A publication of the Archaeological Institute of America
A Very Long Way to Eat Rhino
A new discovery on the island of Luzon pushes back the arrival of humans in the Philippines from 67,000 years ago to more than 700,000 years ago. An international team of researchers studied 57 stone tools found at the site of Kalinga alongside rhinoceros bones that show evidence of cut marks made while butchering them. Some of the bones had also been smashed open, suggesting that people were after the nutrient-rich marrow.
This discovery supports the suggestion that hominins during the Middle Pleistocene (781,000–126,000 years ago) were able to build watercraft capable of ocean crossings and could navigate the South China Sea to reach Luzon from mainland Asia. At the moment, the researchers are hesitant to pin down which human ancestor may have made the journey, suggesting that it may have been either Homo erectus or early members of the recently identified Denisovans who undertook the journey.

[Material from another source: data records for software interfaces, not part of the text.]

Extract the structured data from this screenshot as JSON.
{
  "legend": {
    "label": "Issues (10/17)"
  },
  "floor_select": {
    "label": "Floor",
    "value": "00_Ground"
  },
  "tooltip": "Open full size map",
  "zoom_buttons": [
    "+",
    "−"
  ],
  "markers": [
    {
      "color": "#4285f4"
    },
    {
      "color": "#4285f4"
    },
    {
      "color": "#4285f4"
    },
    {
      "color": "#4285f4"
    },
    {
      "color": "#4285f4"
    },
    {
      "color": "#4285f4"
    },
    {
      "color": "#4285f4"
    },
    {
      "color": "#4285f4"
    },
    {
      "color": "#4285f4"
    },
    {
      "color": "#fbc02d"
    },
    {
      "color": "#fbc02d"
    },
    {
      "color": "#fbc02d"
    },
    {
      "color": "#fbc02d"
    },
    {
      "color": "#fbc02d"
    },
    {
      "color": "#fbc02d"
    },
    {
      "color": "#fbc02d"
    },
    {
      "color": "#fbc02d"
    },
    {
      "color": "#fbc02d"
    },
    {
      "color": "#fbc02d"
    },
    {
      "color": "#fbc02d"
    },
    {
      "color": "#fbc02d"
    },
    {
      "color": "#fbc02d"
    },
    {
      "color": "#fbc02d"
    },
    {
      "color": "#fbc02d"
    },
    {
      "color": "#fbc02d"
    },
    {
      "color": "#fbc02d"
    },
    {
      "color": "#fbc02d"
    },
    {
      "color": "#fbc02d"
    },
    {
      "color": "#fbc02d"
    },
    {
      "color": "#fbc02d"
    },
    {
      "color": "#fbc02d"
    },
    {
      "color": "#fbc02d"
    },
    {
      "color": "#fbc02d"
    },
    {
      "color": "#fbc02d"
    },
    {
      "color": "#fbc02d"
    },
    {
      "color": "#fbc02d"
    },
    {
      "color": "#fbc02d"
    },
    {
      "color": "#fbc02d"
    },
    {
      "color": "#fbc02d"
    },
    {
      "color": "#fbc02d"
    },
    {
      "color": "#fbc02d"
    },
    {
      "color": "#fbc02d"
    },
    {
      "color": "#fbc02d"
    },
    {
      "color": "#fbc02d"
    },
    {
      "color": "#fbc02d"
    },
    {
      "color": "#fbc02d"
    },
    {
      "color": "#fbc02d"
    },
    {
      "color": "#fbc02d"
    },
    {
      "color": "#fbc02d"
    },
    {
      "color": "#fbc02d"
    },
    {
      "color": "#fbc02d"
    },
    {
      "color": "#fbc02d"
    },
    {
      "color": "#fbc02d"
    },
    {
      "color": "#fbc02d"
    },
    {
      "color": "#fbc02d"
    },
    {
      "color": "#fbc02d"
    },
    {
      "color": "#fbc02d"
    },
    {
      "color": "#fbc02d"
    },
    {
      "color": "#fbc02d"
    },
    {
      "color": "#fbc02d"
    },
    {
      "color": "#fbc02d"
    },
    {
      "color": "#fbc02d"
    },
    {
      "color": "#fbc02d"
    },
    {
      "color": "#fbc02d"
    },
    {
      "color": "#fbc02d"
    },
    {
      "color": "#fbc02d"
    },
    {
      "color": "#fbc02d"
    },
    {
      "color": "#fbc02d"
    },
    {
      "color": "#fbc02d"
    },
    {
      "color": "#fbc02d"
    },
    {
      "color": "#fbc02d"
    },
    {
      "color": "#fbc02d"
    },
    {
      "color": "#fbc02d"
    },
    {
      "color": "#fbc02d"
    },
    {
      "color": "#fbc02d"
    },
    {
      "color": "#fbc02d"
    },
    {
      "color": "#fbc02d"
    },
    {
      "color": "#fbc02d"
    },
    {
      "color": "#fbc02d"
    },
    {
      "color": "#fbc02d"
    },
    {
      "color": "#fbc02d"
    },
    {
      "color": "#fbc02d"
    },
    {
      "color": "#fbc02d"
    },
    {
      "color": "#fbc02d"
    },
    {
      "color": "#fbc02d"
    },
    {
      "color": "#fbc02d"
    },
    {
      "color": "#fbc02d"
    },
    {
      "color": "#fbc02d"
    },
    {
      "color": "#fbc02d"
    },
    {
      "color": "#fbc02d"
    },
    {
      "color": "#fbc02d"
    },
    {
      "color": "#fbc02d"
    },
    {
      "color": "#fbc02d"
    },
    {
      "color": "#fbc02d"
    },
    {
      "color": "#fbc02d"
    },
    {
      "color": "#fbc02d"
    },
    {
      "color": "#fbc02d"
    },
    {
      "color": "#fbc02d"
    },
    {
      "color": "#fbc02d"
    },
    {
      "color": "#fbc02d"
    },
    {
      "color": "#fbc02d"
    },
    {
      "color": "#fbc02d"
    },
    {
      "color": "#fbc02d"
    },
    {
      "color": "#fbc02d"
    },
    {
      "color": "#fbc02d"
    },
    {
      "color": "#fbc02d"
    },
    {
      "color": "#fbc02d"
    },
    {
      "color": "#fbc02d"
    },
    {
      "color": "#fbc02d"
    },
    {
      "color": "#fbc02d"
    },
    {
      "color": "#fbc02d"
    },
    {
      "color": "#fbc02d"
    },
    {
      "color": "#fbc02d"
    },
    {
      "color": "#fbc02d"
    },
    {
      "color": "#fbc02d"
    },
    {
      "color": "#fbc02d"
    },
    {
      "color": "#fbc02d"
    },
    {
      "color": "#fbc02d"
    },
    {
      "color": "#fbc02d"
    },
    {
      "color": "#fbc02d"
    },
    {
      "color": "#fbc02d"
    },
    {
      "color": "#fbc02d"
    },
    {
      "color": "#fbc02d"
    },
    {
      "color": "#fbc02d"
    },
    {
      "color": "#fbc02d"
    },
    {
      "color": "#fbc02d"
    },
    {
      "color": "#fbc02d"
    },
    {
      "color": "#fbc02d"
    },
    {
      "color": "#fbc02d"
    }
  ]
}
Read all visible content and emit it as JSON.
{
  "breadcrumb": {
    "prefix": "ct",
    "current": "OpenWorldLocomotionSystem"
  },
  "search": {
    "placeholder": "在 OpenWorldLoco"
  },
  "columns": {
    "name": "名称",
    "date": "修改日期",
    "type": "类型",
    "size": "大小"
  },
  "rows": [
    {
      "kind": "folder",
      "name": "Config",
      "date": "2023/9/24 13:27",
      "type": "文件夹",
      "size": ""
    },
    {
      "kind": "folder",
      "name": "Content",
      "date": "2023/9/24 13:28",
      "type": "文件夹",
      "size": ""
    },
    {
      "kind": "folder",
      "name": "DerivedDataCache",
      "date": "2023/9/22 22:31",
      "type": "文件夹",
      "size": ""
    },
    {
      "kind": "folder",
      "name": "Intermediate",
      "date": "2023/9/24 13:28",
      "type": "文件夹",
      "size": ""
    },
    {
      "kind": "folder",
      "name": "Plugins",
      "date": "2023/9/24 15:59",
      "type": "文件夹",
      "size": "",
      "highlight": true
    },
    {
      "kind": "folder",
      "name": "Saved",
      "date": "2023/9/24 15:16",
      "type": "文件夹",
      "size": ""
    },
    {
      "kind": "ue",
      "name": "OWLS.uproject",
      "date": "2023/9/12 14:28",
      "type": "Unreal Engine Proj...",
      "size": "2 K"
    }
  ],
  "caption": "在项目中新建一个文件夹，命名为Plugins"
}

Ancient Japanese peach pits, the weight of Maya prestige, kangaroo cookout, early American smokers, and a lost Illyrian city
Not just a pretty base